Work instruction: Please print every record below exactly as written, leaving out the pictures.

+++

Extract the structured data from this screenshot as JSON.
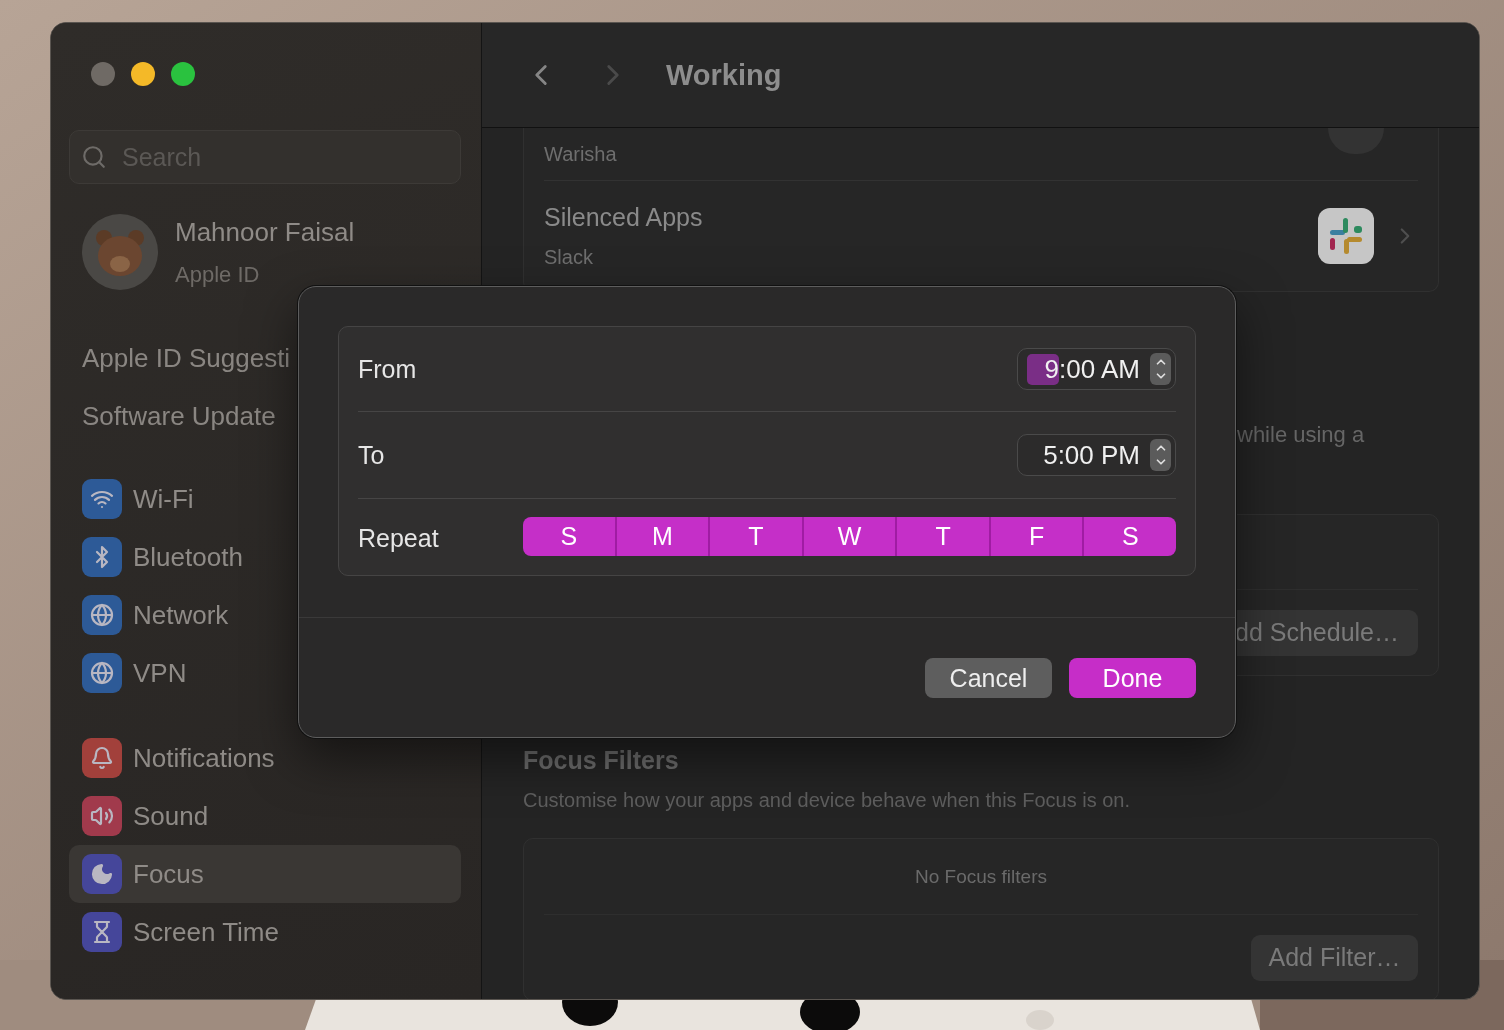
{
  "window": {
    "traffic_lights": [
      {
        "color": "#6f6a65"
      },
      {
        "color": "#f4b928"
      },
      {
        "color": "#2ac23f"
      }
    ]
  },
  "sidebar": {
    "search": {
      "placeholder": "Search"
    },
    "account": {
      "name": "Mahnoor Faisal",
      "subtitle": "Apple ID"
    },
    "links": [
      "Apple ID Suggesti",
      "Software Update"
    ],
    "groups": [
      [
        {
          "label": "Wi-Fi",
          "color": "#2d5a97",
          "selected": false
        },
        {
          "label": "Bluetooth",
          "color": "#2d5a97",
          "selected": false
        },
        {
          "label": "Network",
          "color": "#2d5a97",
          "selected": false
        },
        {
          "label": "VPN",
          "color": "#2d5a97",
          "selected": false
        }
      ],
      [
        {
          "label": "Notifications",
          "color": "#a2403b",
          "selected": false
        },
        {
          "label": "Sound",
          "color": "#a13a4c",
          "selected": false
        },
        {
          "label": "Focus",
          "color": "#45469a",
          "selected": true
        },
        {
          "label": "Screen Time",
          "color": "#45469a",
          "selected": false
        }
      ]
    ]
  },
  "content": {
    "title": "Working",
    "back_enabled": true,
    "forward_enabled": false,
    "people_row": {
      "subtitle": "Warisha"
    },
    "apps_row": {
      "title": "Silenced Apps",
      "subtitle": "Slack"
    },
    "schedule_note": "while using a",
    "schedule_button": "dd Schedule…",
    "filters": {
      "title": "Focus Filters",
      "description": "Customise how your apps and device behave when this Focus is on.",
      "empty": "No Focus filters",
      "button": "Add Filter…"
    }
  },
  "dialog": {
    "rows": [
      {
        "kind": "time",
        "label": "From",
        "hour": "9",
        "rest": ":00 AM",
        "hour_selected": true
      },
      {
        "kind": "time",
        "label": "To",
        "hour": "5",
        "rest": ":00 PM",
        "hour_selected": false
      },
      {
        "kind": "days",
        "label": "Repeat",
        "days": [
          {
            "label": "S",
            "selected": true
          },
          {
            "label": "M",
            "selected": true
          },
          {
            "label": "T",
            "selected": true
          },
          {
            "label": "W",
            "selected": true
          },
          {
            "label": "T",
            "selected": true
          },
          {
            "label": "F",
            "selected": true
          },
          {
            "label": "S",
            "selected": true
          }
        ]
      }
    ],
    "buttons": [
      {
        "label": "Cancel",
        "kind": "default"
      },
      {
        "label": "Done",
        "kind": "primary"
      }
    ]
  }
}
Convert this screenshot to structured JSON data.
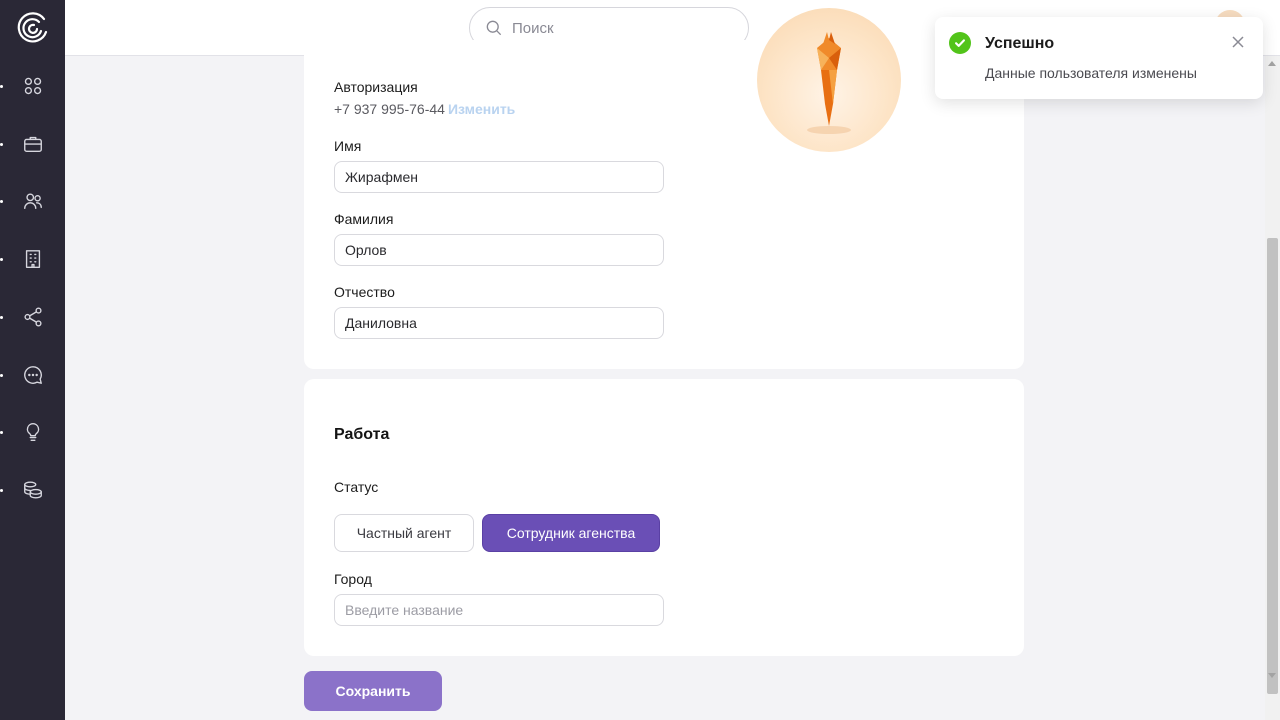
{
  "search": {
    "placeholder": "Поиск"
  },
  "personal": {
    "auth_label": "Авторизация",
    "phone": "+7 937 995-76-44",
    "change_link": "Изменить",
    "first_name_label": "Имя",
    "first_name": "Жирафмен",
    "last_name_label": "Фамилия",
    "last_name": "Орлов",
    "patronymic_label": "Отчество",
    "patronymic": "Даниловна"
  },
  "work": {
    "title": "Работа",
    "status_label": "Статус",
    "status_options": [
      "Частный агент",
      "Сотрудник агенства"
    ],
    "status_selected": "Сотрудник агенства",
    "city_label": "Город",
    "city_placeholder": "Введите название"
  },
  "actions": {
    "save": "Сохранить"
  },
  "toast": {
    "title": "Успешно",
    "message": "Данные пользователя изменены"
  },
  "sidebar": {
    "icons": [
      "dashboard-icon",
      "briefcase-icon",
      "users-icon",
      "building-icon",
      "share-icon",
      "chat-icon",
      "lightbulb-icon",
      "coins-icon"
    ]
  },
  "colors": {
    "accent": "#6a4fb6",
    "save": "#8b72c9",
    "success": "#52c41a",
    "sidebar": "#2a2836",
    "link": "#b9d3f0"
  }
}
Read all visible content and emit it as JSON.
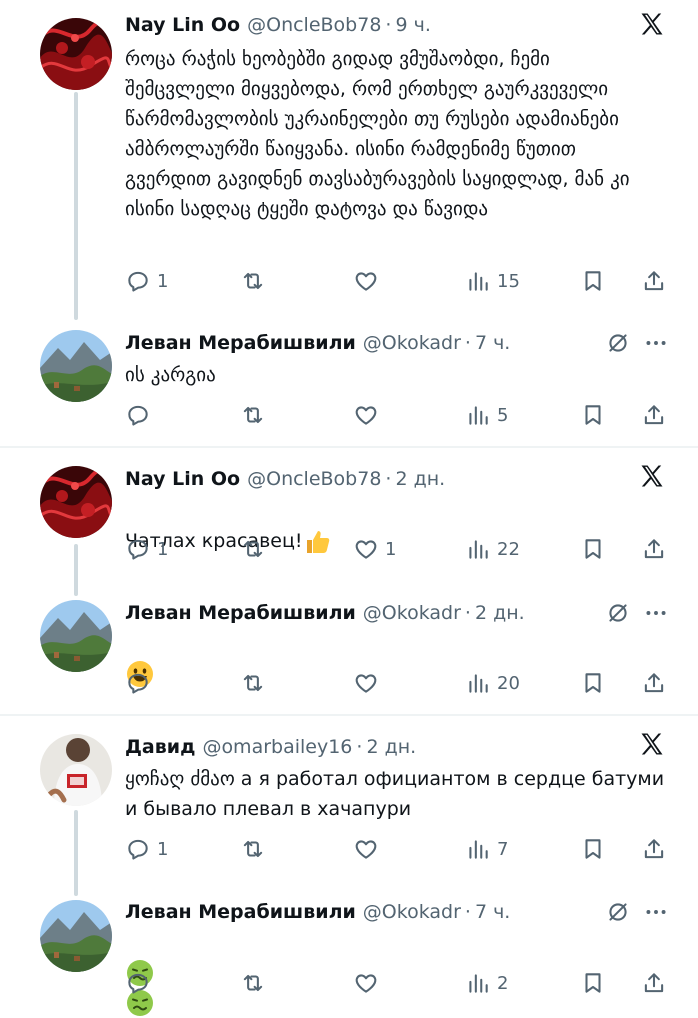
{
  "tweets": [
    {
      "name": "Nay Lin Oo",
      "handle": "@OncleBob78",
      "time": "9 ч.",
      "avatar": "red-art-avatar",
      "text": "როცა რაჭის ხეობებში გიდად ვმუშაობდი, ჩემი შემცვლელი მიყვებოდა, რომ ერთხელ გაურკვეველი წარმომავლობის უკრაინელები თუ რუსები ადამიანები ამბროლაურში წაიყვანა. ისინი რამდენიმე წუთით გვერდით გავიდნენ თავსაბურავების საყიდლად, მან კი ისინი სადღაც ტყეში დატოვა და წავიდა",
      "replies": "1",
      "retweets": "",
      "likes": "",
      "views": "15"
    },
    {
      "name": "Леван Мерабишвили",
      "handle": "@Okokadr",
      "time": "7 ч.",
      "avatar": "mountain-avatar",
      "text": "ის კარგია",
      "replies": "",
      "retweets": "",
      "likes": "",
      "views": "5"
    },
    {
      "name": "Nay Lin Oo",
      "handle": "@OncleBob78",
      "time": "2 дн.",
      "avatar": "red-art-avatar",
      "text": "Чатлах красавец!",
      "emoji": "thumbs-up",
      "replies": "1",
      "retweets": "",
      "likes": "1",
      "views": "22"
    },
    {
      "name": "Леван Мерабишвили",
      "handle": "@Okokadr",
      "time": "2 дн.",
      "avatar": "mountain-avatar",
      "text": "",
      "emoji": "smiley",
      "replies": "",
      "retweets": "",
      "likes": "",
      "views": "20"
    },
    {
      "name": "Давид",
      "handle": "@omarbailey16",
      "time": "2 дн.",
      "avatar": "person-avatar",
      "text": "ყოჩაღ ძმაო а я работал официантом в сердце батуми и бывало плевал в хачапури",
      "replies": "1",
      "retweets": "",
      "likes": "",
      "views": "7"
    },
    {
      "name": "Леван Мерабишвили",
      "handle": "@Okokadr",
      "time": "7 ч.",
      "avatar": "mountain-avatar",
      "text": "",
      "emoji": "nauseated-pair",
      "replies": "",
      "retweets": "",
      "likes": "",
      "views": "2"
    }
  ],
  "colors": {
    "text": "#0f1419",
    "muted": "#536471",
    "line": "#cfd9de",
    "divider": "#eff3f4"
  },
  "icons": [
    "x-logo-icon",
    "reply-icon",
    "retweet-icon",
    "like-icon",
    "views-icon",
    "bookmark-icon",
    "share-icon",
    "grok-icon",
    "more-icon"
  ]
}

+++

Output for this exercise:
Extract the structured data from this screenshot as JSON.
{
  "window": {
    "traffic_lights": [
      {
        "color": "#6f6a65"
      },
      {
        "color": "#f4b928"
      },
      {
        "color": "#2ac23f"
      }
    ]
  },
  "sidebar": {
    "search": {
      "placeholder": "Search"
    },
    "account": {
      "name": "Mahnoor Faisal",
      "subtitle": "Apple ID"
    },
    "links": [
      "Apple ID Suggesti",
      "Software Update"
    ],
    "groups": [
      [
        {
          "label": "Wi-Fi",
          "color": "#2d5a97",
          "selected": false
        },
        {
          "label": "Bluetooth",
          "color": "#2d5a97",
          "selected": false
        },
        {
          "label": "Network",
          "color": "#2d5a97",
          "selected": false
        },
        {
          "label": "VPN",
          "color": "#2d5a97",
          "selected": false
        }
      ],
      [
        {
          "label": "Notifications",
          "color": "#a2403b",
          "selected": false
        },
        {
          "label": "Sound",
          "color": "#a13a4c",
          "selected": false
        },
        {
          "label": "Focus",
          "color": "#45469a",
          "selected": true
        },
        {
          "label": "Screen Time",
          "color": "#45469a",
          "selected": false
        }
      ]
    ]
  },
  "content": {
    "title": "Working",
    "back_enabled": true,
    "forward_enabled": false,
    "people_row": {
      "subtitle": "Warisha"
    },
    "apps_row": {
      "title": "Silenced Apps",
      "subtitle": "Slack"
    },
    "schedule_note": "while using a",
    "schedule_button": "dd Schedule…",
    "filters": {
      "title": "Focus Filters",
      "description": "Customise how your apps and device behave when this Focus is on.",
      "empty": "No Focus filters",
      "button": "Add Filter…"
    }
  },
  "dialog": {
    "rows": [
      {
        "kind": "time",
        "label": "From",
        "hour": "9",
        "rest": ":00 AM",
        "hour_selected": true
      },
      {
        "kind": "time",
        "label": "To",
        "hour": "5",
        "rest": ":00 PM",
        "hour_selected": false
      },
      {
        "kind": "days",
        "label": "Repeat",
        "days": [
          {
            "label": "S",
            "selected": true
          },
          {
            "label": "M",
            "selected": true
          },
          {
            "label": "T",
            "selected": true
          },
          {
            "label": "W",
            "selected": true
          },
          {
            "label": "T",
            "selected": true
          },
          {
            "label": "F",
            "selected": true
          },
          {
            "label": "S",
            "selected": true
          }
        ]
      }
    ],
    "buttons": [
      {
        "label": "Cancel",
        "kind": "default"
      },
      {
        "label": "Done",
        "kind": "primary"
      }
    ]
  }
}
Convert this screenshot to structured JSON data.
{
  "search": {
    "placeholder": "Поиск"
  },
  "personal": {
    "auth_label": "Авторизация",
    "phone": "+7 937 995-76-44",
    "change_link": "Изменить",
    "first_name_label": "Имя",
    "first_name": "Жирафмен",
    "last_name_label": "Фамилия",
    "last_name": "Орлов",
    "patronymic_label": "Отчество",
    "patronymic": "Даниловна"
  },
  "work": {
    "title": "Работа",
    "status_label": "Статус",
    "status_options": [
      "Частный агент",
      "Сотрудник агенства"
    ],
    "status_selected": "Сотрудник агенства",
    "city_label": "Город",
    "city_placeholder": "Введите название"
  },
  "actions": {
    "save": "Сохранить"
  },
  "toast": {
    "title": "Успешно",
    "message": "Данные пользователя изменены"
  },
  "sidebar": {
    "icons": [
      "dashboard-icon",
      "briefcase-icon",
      "users-icon",
      "building-icon",
      "share-icon",
      "chat-icon",
      "lightbulb-icon",
      "coins-icon"
    ]
  },
  "colors": {
    "accent": "#6a4fb6",
    "save": "#8b72c9",
    "success": "#52c41a",
    "sidebar": "#2a2836",
    "link": "#b9d3f0"
  }
}
Read all visible content and emit it as JSON.
{
  "tweets": [
    {
      "name": "Nay Lin Oo",
      "handle": "@OncleBob78",
      "time": "9 ч.",
      "avatar": "red-art-avatar",
      "text": "როცა რაჭის ხეობებში გიდად ვმუშაობდი, ჩემი შემცვლელი მიყვებოდა, რომ ერთხელ გაურკვეველი წარმომავლობის უკრაინელები თუ რუსები ადამიანები ამბროლაურში წაიყვანა. ისინი რამდენიმე წუთით გვერდით გავიდნენ თავსაბურავების საყიდლად, მან კი ისინი სადღაც ტყეში დატოვა და წავიდა",
      "replies": "1",
      "retweets": "",
      "likes": "",
      "views": "15"
    },
    {
      "name": "Леван Мерабишвили",
      "handle": "@Okokadr",
      "time": "7 ч.",
      "avatar": "mountain-avatar",
      "text": "ის კარგია",
      "replies": "",
      "retweets": "",
      "likes": "",
      "views": "5"
    },
    {
      "name": "Nay Lin Oo",
      "handle": "@OncleBob78",
      "time": "2 дн.",
      "avatar": "red-art-avatar",
      "text": "Чатлах красавец!",
      "emoji": "thumbs-up",
      "replies": "1",
      "retweets": "",
      "likes": "1",
      "views": "22"
    },
    {
      "name": "Леван Мерабишвили",
      "handle": "@Okokadr",
      "time": "2 дн.",
      "avatar": "mountain-avatar",
      "text": "",
      "emoji": "smiley",
      "replies": "",
      "retweets": "",
      "likes": "",
      "views": "20"
    },
    {
      "name": "Давид",
      "handle": "@omarbailey16",
      "time": "2 дн.",
      "avatar": "person-avatar",
      "text": "ყოჩაღ ძმაო а я работал официантом в сердце батуми и бывало плевал в хачапури",
      "replies": "1",
      "retweets": "",
      "likes": "",
      "views": "7"
    },
    {
      "name": "Леван Мерабишвили",
      "handle": "@Okokadr",
      "time": "7 ч.",
      "avatar": "mountain-avatar",
      "text": "",
      "emoji": "nauseated-pair",
      "replies": "",
      "retweets": "",
      "likes": "",
      "views": "2"
    }
  ],
  "colors": {
    "text": "#0f1419",
    "muted": "#536471",
    "line": "#cfd9de",
    "divider": "#eff3f4"
  },
  "icons": [
    "x-logo-icon",
    "reply-icon",
    "retweet-icon",
    "like-icon",
    "views-icon",
    "bookmark-icon",
    "share-icon",
    "grok-icon",
    "more-icon"
  ]
}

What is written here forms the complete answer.